It didn’t matter so much that Wayne Gretzky was on the ice, or that the legend of the 2016 NHL All Star game, John Scott, was standing next to him, or that 2015 Stanley Cup winner, Scott Darling, was in the net. It didn’t matter so much that names like Scrivens, Cracknell and Bollig were skating around in front of me.
What mattered that this was an ice hockey game, and it was mine.
The game itself was tight, with both teams leaving the first tied at one before USA scored in the second.
I was rinkside for the final minutes of the third period, standing behind Team USA’s goal with the full knowledge that Team Canada had never won a game in Sydney during the three years this event has been running.
I didn’t expect to see Canada level the score. I never expected to hear a full arena chanting ‘Ca-na-da’ as if they could will the puck into the net by force. I never expected just how loud it would be when Nolan Yonkman finally snuck the puck in with less than three minutes to go. It was deafening.
My eardrums might genuinely never be the same again.

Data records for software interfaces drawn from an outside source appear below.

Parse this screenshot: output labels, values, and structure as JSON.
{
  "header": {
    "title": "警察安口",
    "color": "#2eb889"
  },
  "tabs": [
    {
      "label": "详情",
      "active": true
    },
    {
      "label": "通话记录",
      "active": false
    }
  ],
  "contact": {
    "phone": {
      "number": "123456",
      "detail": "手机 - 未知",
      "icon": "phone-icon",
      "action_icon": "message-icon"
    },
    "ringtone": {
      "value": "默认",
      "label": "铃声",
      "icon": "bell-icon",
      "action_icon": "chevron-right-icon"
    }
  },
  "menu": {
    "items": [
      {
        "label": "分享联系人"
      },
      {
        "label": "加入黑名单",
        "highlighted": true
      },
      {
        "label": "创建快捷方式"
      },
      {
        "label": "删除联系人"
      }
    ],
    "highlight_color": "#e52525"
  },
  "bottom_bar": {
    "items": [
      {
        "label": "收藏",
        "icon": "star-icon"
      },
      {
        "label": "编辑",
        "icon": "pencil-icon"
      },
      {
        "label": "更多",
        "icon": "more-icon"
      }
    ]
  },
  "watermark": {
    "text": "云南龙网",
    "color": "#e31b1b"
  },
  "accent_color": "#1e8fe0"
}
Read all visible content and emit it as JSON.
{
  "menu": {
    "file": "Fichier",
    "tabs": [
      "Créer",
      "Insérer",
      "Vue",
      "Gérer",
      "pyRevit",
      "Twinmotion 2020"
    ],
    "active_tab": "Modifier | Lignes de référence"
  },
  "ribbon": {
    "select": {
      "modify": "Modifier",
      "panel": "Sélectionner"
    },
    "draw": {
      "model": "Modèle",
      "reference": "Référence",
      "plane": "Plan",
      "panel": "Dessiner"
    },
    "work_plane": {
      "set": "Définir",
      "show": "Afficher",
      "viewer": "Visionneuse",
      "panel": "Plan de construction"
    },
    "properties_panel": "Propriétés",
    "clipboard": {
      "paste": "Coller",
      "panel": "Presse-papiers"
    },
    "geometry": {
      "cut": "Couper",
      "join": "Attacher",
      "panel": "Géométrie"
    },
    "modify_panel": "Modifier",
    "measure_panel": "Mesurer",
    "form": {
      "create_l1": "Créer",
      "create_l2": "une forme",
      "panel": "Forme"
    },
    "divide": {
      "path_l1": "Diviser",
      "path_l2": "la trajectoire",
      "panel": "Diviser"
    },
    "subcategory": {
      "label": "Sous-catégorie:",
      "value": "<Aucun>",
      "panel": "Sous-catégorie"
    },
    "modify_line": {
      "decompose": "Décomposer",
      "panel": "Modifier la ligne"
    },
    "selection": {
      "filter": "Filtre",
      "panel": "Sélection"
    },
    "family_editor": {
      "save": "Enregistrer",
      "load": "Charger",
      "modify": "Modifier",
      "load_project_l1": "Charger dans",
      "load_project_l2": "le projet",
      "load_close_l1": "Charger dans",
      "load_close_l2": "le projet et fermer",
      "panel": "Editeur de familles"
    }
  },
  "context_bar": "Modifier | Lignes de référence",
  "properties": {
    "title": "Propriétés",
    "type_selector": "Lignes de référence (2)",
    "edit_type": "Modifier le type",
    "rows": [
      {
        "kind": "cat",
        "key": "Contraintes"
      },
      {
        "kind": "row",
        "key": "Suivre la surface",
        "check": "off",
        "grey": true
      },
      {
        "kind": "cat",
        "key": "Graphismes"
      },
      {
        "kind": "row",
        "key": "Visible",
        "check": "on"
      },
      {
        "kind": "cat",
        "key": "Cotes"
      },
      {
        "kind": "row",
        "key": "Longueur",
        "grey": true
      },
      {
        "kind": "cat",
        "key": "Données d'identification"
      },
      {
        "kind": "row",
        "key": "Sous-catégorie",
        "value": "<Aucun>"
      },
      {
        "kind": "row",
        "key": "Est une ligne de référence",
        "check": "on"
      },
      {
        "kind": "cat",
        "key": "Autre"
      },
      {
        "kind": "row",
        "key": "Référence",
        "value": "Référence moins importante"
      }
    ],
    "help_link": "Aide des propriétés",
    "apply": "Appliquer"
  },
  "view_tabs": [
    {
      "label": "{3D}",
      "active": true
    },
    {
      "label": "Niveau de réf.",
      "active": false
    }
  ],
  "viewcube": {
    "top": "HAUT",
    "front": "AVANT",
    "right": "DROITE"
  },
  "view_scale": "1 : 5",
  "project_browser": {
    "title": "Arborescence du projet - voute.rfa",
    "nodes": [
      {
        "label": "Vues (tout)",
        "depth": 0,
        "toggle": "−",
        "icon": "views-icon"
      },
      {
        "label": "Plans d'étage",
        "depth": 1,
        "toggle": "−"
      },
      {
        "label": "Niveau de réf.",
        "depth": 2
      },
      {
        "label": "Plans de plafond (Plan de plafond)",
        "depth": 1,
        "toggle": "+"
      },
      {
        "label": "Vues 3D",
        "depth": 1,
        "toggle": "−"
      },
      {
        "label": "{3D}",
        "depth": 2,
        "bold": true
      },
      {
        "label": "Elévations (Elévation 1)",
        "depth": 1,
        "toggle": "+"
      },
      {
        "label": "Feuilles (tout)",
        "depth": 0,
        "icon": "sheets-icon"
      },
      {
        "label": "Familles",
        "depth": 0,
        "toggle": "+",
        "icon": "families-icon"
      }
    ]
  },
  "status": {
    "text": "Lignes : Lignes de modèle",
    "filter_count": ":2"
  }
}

What followed next was five minutes of three-on-three overtime and a shootout – a shootout that went for so many rounds I lost count. I think it was six.
I’m pretty sure the person in the stands directly above me was muttering some version of ‘you can do it, Canada’ the entire time, and I was inclined to agree.
In a game that at the end of the day meant nothing, the entire crowd was on the edge of their seats, the quiet rumblings of a chant turning into full blown cheers every time Canada scored or their goalie stopped the puck. For six rounds, it remained even. For six rounds, I felt my breath catch in my throat every time a player stepped up to try.
Chad Nehring from Team Canada scored the winning goal. I might have almost cried. Not because Canada won (though that truly did make my night), but because this was it.
This was the dream that I hadn’t allowed myself to have. This was ice hockey, real professional world-class ice hockey, being played in front of me.
I literally didn’t know how to react other than to clap and cheer and sing along with the crowd. This was a game with all the lights and pageantry of the NHL. This was a game that was worth more to me than anyone in a traditional hockey market will ever fully understand.
This was a game happening in Sydney, Australia, an entire world away from the frozen lakes of Windsor, Nova Scotia where it was first invented.
I had the opportunity to speak with Ben Scrivens after the game about his thoughts and feelings in a week that, for me at least, has seen the rise of the ‘non-traditional market’.
“It’s easy to sell the game in Canada; that’s the easiest job in the world, selling hockey in Canada,” he said. “We have got to challenge ourselves as players and a league to try and tap into other places. It’s a great game, and it was great to show the people of Australia how fun and exciting hockey can be.”
Hockey is always going to be Canada’s game: it’s so deeply entrenched in its culture, its history, its very fabric. But watching a stadium full of fans light up after a goal, watching people pull jerseys over their heads in the foyer, watching peewee teams skate out on the ice during intermission – that’s something I want everyone to have the opportunity to experience.
So, in a week that saw Las Vegas get a hockey team and a kid from Arizona who grew up skating on synthetic rinks go first overall, I got a hockey game. And while that hockey game meant the world to me, it meant more to all the kids sitting around this country, the driest continent on Earth, dreaming of frozen ponds and the smell of fresh ice.
In the words of Wayne Gretzky himself: “Nobody ever thought a kid from Arizona would be a No. 1 pick. So what’s to stop an Australian kid being the No. 1 pick 20 years from now?”
Want more details about the 2017 Ice Hockey Classic? Check out our story from last week.